Prime minister Winston Churchill “came from a very anti-Communist orientation, but he understood the greater good of having a partner who would help Britain contain Germany,” Gold said.
Turkish Ambassador to Israel Kemal Okem. Photo by: Tovah Lazaroff
Turkish Ambassador to Israel Kemal Okem. Photo by: Tovah Lazaroff
  There is a much larger picture here as Israel seeks allies to stop the “spread of Iranian power and hegemony today,” particularly given the presence of Iranian troops in Syria and Iraq and its influence in Lebanon and Yemen, said Gold, who is the president of the Jerusalem Center for Public Affairs.
Turkey recognized Israel in 1949 and was the first Muslim country to do so. It had strong ties with Israel in the 1990s, but the relationship cooled after Erdogan first became prime minister in 2003.
Knesset Speaker Yuli Edelstein said that “as long as Erdogan is Turkey’s leader, ties will not go back to what they were.”
Those ties hit a low point in 2010, when Israel Navy commandos who boarded the Mavi Marmara ship that was part of a protest flotilla attempting to break Israel’s blockade of Gaza were attacked and subsequently killed nine Turkish activists who were among the attackers.
Turkey recalled its ambassador and expelled Israel’s. Diplomatic ties were downgraded. They were restored only after Israel apologized and offered to compensate Turkey for the deaths.
Former Likud ministers spoke out against the Turkish president.
Ex-defense minister Moshe Ya’alon said, “Erdogan aspires for there to be a Muslim Brotherhood hegemony in the Middle East and is working toward an Islamic Europe.

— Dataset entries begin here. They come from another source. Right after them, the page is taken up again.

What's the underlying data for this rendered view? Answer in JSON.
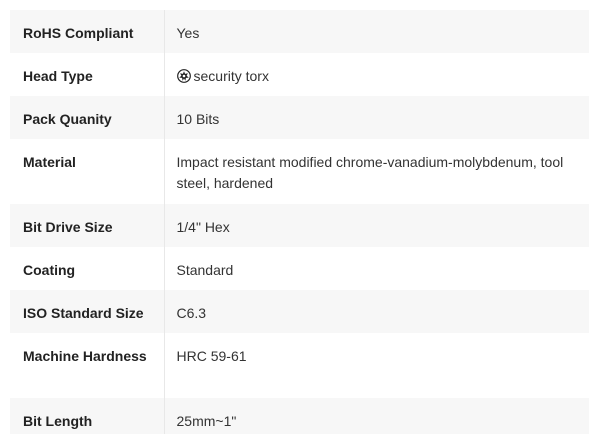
{
  "specs": [
    {
      "label": "RoHS Compliant",
      "value": "Yes"
    },
    {
      "label": "Head Type",
      "value": "security torx",
      "icon": "security-torx-icon"
    },
    {
      "label": "Pack Quanity",
      "value": "10 Bits"
    },
    {
      "label": "Material",
      "value": "Impact resistant modified chrome-vanadium-molybdenum, tool steel, hardened"
    },
    {
      "label": "Bit Drive Size",
      "value": "1/4\" Hex"
    },
    {
      "label": "Coating",
      "value": "Standard"
    },
    {
      "label": "ISO Standard Size",
      "value": "C6.3"
    },
    {
      "label": "Machine Hardness",
      "value": "HRC 59-61"
    },
    {
      "label": "Bit Length",
      "value": "25mm~1\""
    }
  ]
}
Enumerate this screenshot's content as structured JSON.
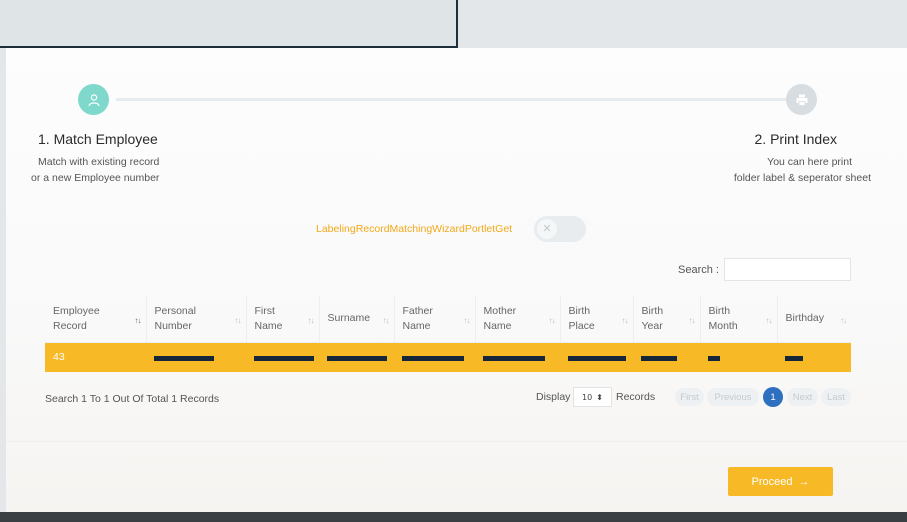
{
  "wizard": {
    "steps": [
      {
        "title": "1. Match Employee",
        "desc1": "Match with existing record",
        "desc2": "or a new Employee number",
        "icon": "user-icon"
      },
      {
        "title": "2. Print Index",
        "desc1": "You can here print",
        "desc2": "folder label & seperator sheet",
        "icon": "printer-icon"
      }
    ]
  },
  "portlet_label": "LabelingRecordMatchingWizardPortletGet",
  "toggle": {
    "icon": "close-icon",
    "state": "off"
  },
  "search": {
    "label": "Search :",
    "value": ""
  },
  "table": {
    "headers": [
      [
        "Employee",
        "Record"
      ],
      [
        "Personal",
        "Number"
      ],
      [
        "First",
        "Name"
      ],
      [
        "Surname",
        ""
      ],
      [
        "Father",
        "Name"
      ],
      [
        "Mother",
        "Name"
      ],
      [
        "Birth",
        "Place"
      ],
      [
        "Birth",
        "Year"
      ],
      [
        "Birth",
        "Month"
      ],
      [
        "Birthday",
        ""
      ]
    ],
    "rows": [
      {
        "employee_record": "43"
      }
    ]
  },
  "info": "Search 1 To 1 Out Of Total 1 Records",
  "pagination": {
    "display_label": "Display",
    "page_size": "10",
    "records_label": "Records",
    "first": "First",
    "previous": "Previous",
    "current": "1",
    "next": "Next",
    "last": "Last"
  },
  "proceed": {
    "label": "Proceed",
    "arrow": "→"
  },
  "colors": {
    "accent": "#f7b926",
    "teal": "#7fd8cc",
    "primary": "#2e6fc0"
  }
}
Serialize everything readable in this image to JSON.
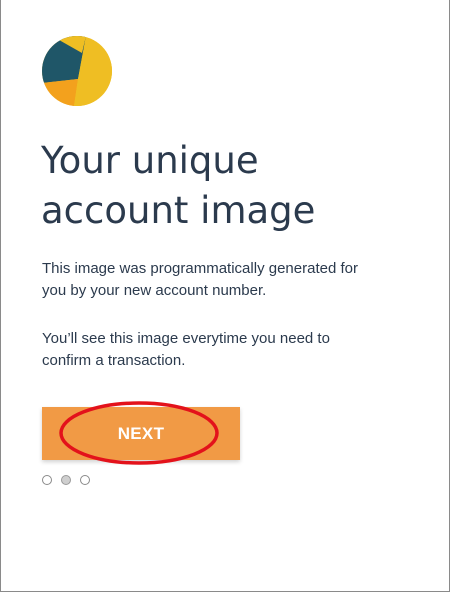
{
  "onboarding": {
    "account_image": {
      "icon": "account-identicon",
      "colors": {
        "yellow": "#efbe23",
        "teal": "#1f5668",
        "orange": "#f3a11d"
      }
    },
    "title_line_1": "Your unique",
    "title_line_2": "account image",
    "paragraph_1_line_1": "This image was programmatically generated for",
    "paragraph_1_line_2": "you by your new account number.",
    "paragraph_2_line_1": "You’ll see this image everytime you need to",
    "paragraph_2_line_2": "confirm a transaction.",
    "next_label": "NEXT",
    "pager": {
      "total": 3,
      "active_index": 2
    }
  },
  "colors": {
    "text": "#2b3a4d",
    "button": "#f19a45",
    "button_text": "#ffffff",
    "highlight": "#e3121b"
  }
}
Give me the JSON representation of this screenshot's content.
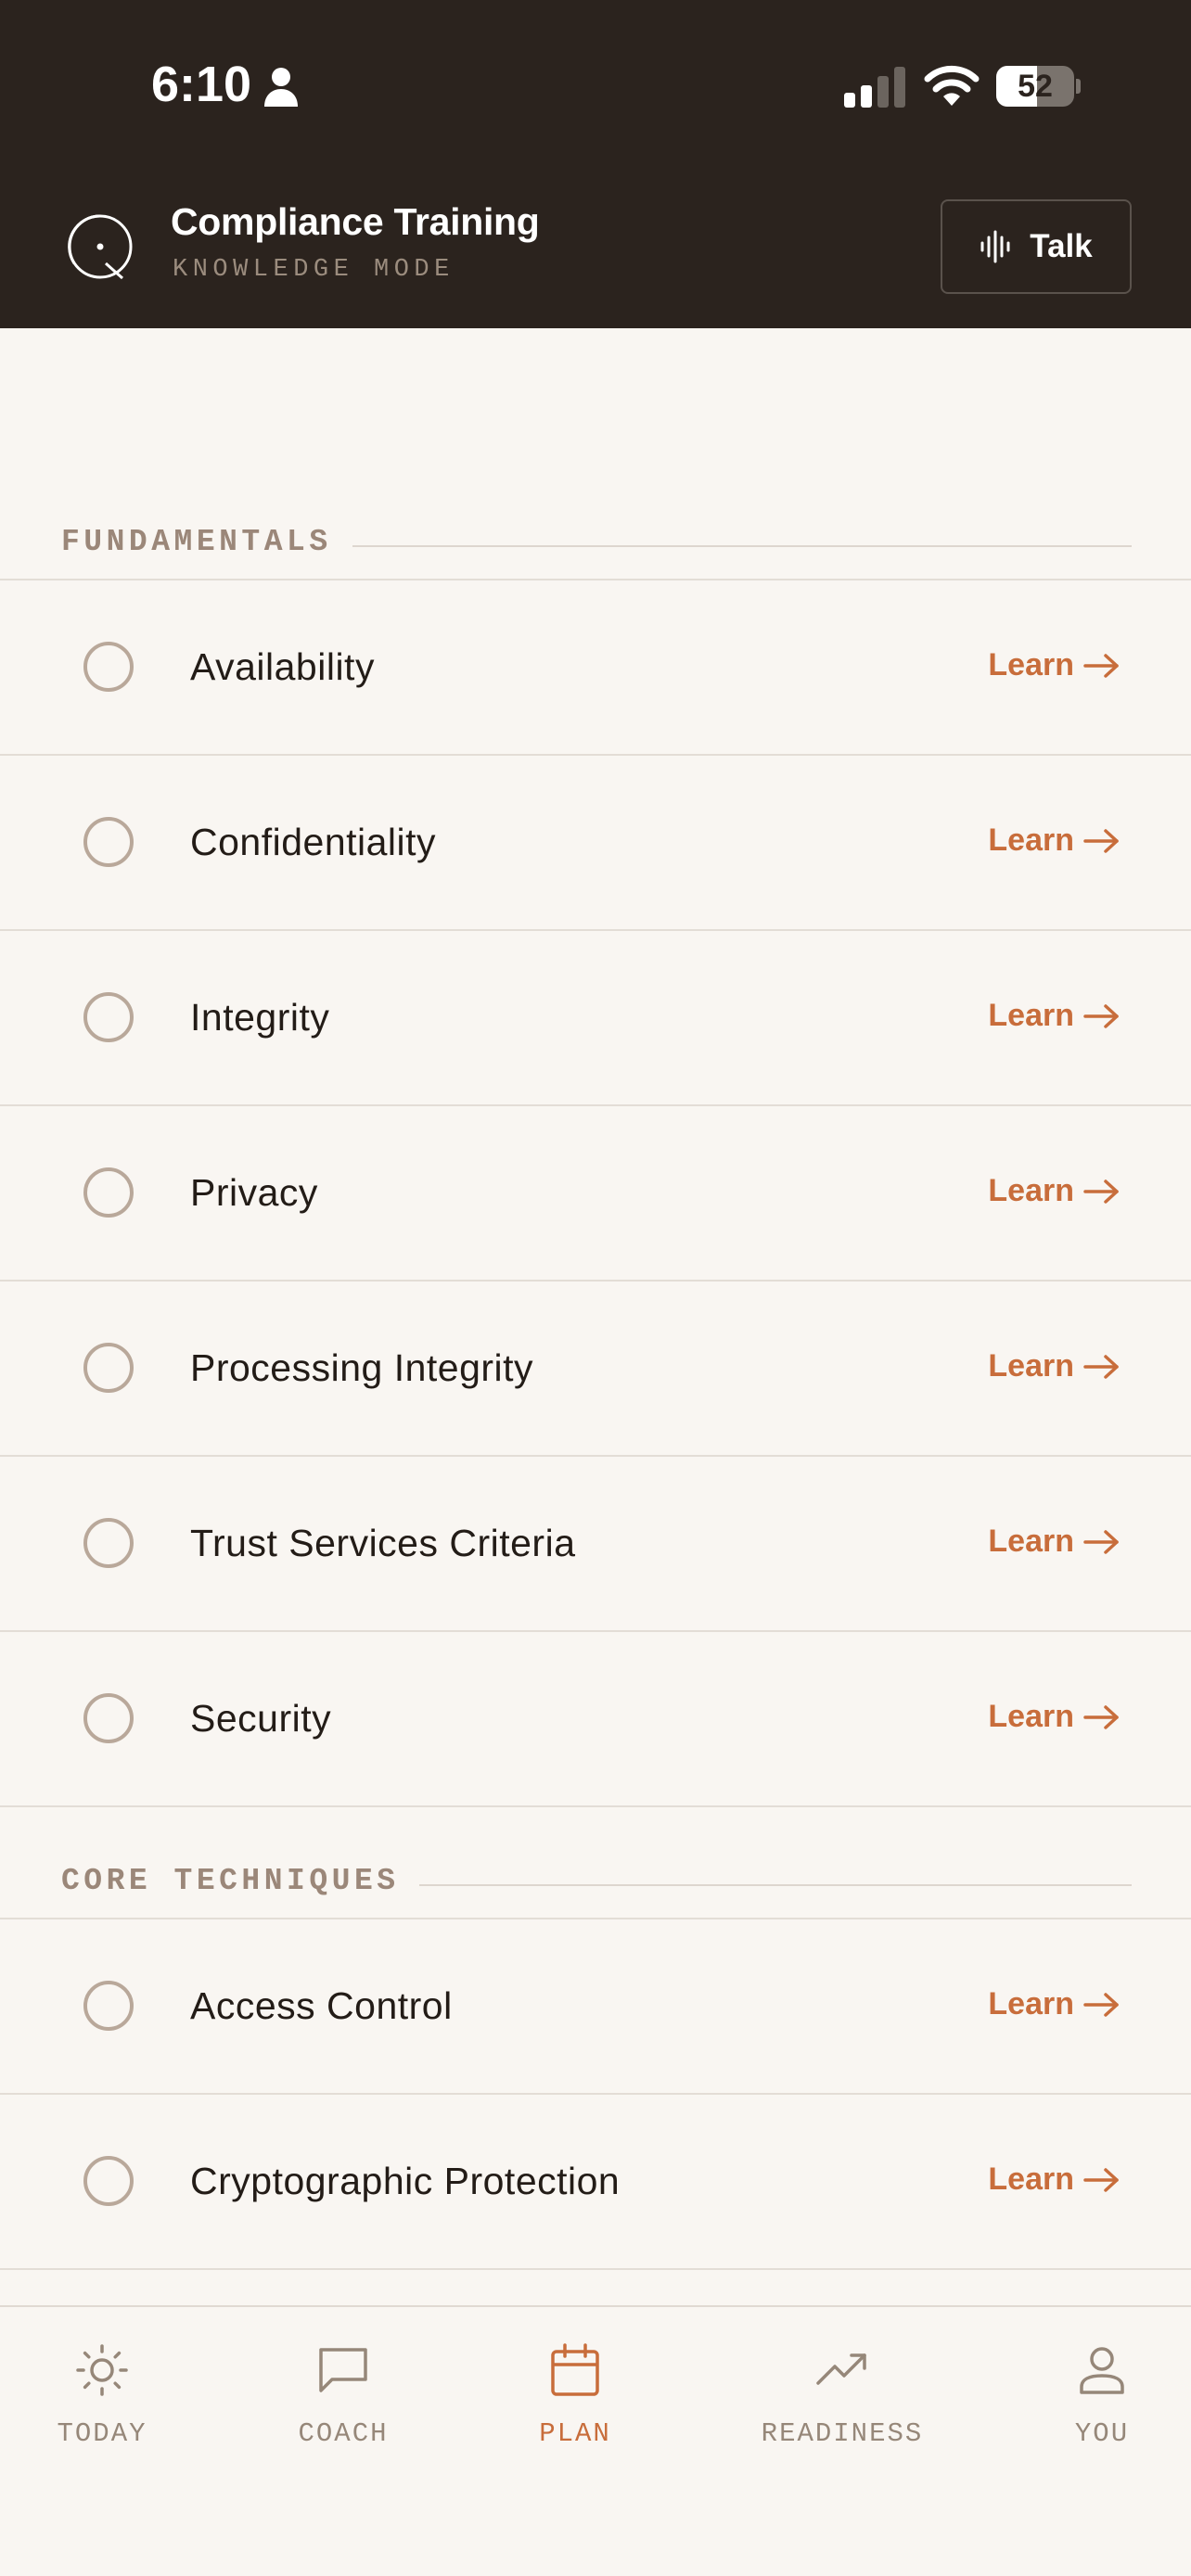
{
  "status_bar": {
    "time": "6:10",
    "battery_level": "52",
    "battery_fraction": 0.52,
    "icons": [
      "person-icon",
      "signal-icon",
      "wifi-icon",
      "battery-icon"
    ]
  },
  "header": {
    "title": "Compliance Training",
    "subtitle": "KNOWLEDGE MODE",
    "talk_label": "Talk",
    "icons": [
      "app-logo-icon",
      "waveform-icon"
    ]
  },
  "sections": [
    {
      "title": "FUNDAMENTALS",
      "items": [
        {
          "label": "Availability",
          "action": "Learn"
        },
        {
          "label": "Confidentiality",
          "action": "Learn"
        },
        {
          "label": "Integrity",
          "action": "Learn"
        },
        {
          "label": "Privacy",
          "action": "Learn"
        },
        {
          "label": "Processing Integrity",
          "action": "Learn"
        },
        {
          "label": "Trust Services Criteria",
          "action": "Learn"
        },
        {
          "label": "Security",
          "action": "Learn"
        }
      ]
    },
    {
      "title": "CORE TECHNIQUES",
      "items": [
        {
          "label": "Access Control",
          "action": "Learn"
        },
        {
          "label": "Cryptographic Protection",
          "action": "Learn"
        }
      ]
    }
  ],
  "tabs": [
    {
      "label": "TODAY",
      "icon": "sun-icon",
      "active": false
    },
    {
      "label": "COACH",
      "icon": "chat-icon",
      "active": false
    },
    {
      "label": "PLAN",
      "icon": "calendar-icon",
      "active": true
    },
    {
      "label": "READINESS",
      "icon": "trending-up-icon",
      "active": false
    },
    {
      "label": "YOU",
      "icon": "person-icon",
      "active": false
    }
  ],
  "colors": {
    "header_bg": "#2b231e",
    "page_bg": "#f9f6f2",
    "accent": "#c86d3b",
    "muted": "#968779"
  }
}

This should be surprising only to those who ignore the facts.”
Similarly, Gideon Sa’ar, the former interior minister who recently announced his return to politics, said Erdogan’s comments are not a “slip-up” or a one-time thing.
“We made a mistake by paying damages and apologizing for the Marmara incident.
Whoever has fantasies of cooperation with Turkey under Erdogan’s leadership will have it explode in his face,” Sa’ar said in an interview with 103FM radio.
Similarly, in the opposition, Labor leadership hopeful MK Erel Margalit said he always opposed the deal with Turkey, because “Netanyahu got down on his knees before an Israeli-hater.”
“If we had made an agreement in which Turkey would also take the blame and pay a price, things would have looked different. But Erdogan saw Netanyahu’s weakness and we all lost,” Margalit said.
Jerusalem Mayor Nir Barkat noted that Turkey ruled Jerusalem for 400 years under the Ottoman Empire.
“It is surprising that Erdogan, who leads a state that occupied Jerusalem for 400 years, wants to preach to us about how to manage our city,” the mayor said.
“Unlike during the Turkish occupation, Jerusalem under Israeli sovereignty is a flourishing, open and free city that allows freedom of religion and worship for all. In recent years, record numbers of Muslims have visited the Temple Mount and held prayers, exercising their absolute freedom of religion under Israeli sovereignty.”
Barkat continued: “The connection of the Jewish people to Jerusalem dates back more than 3,000 years. Jerusalem is, and will remain, our eternal, united capital forever. In every corner of the city, we see Jewish roots – from the time of the First and Second Temples to the Muslim period and the Ottoman conquest.”
As the capital approaches the 50th anniversary of its reunification in the Six Day War, Barkat invited Erdogan to visit “and be amazed by the reality on the ground – a reality that has changed only for the better since the Turks ruled here.”
Jerusalem Post staff and Maariv contributed to this report.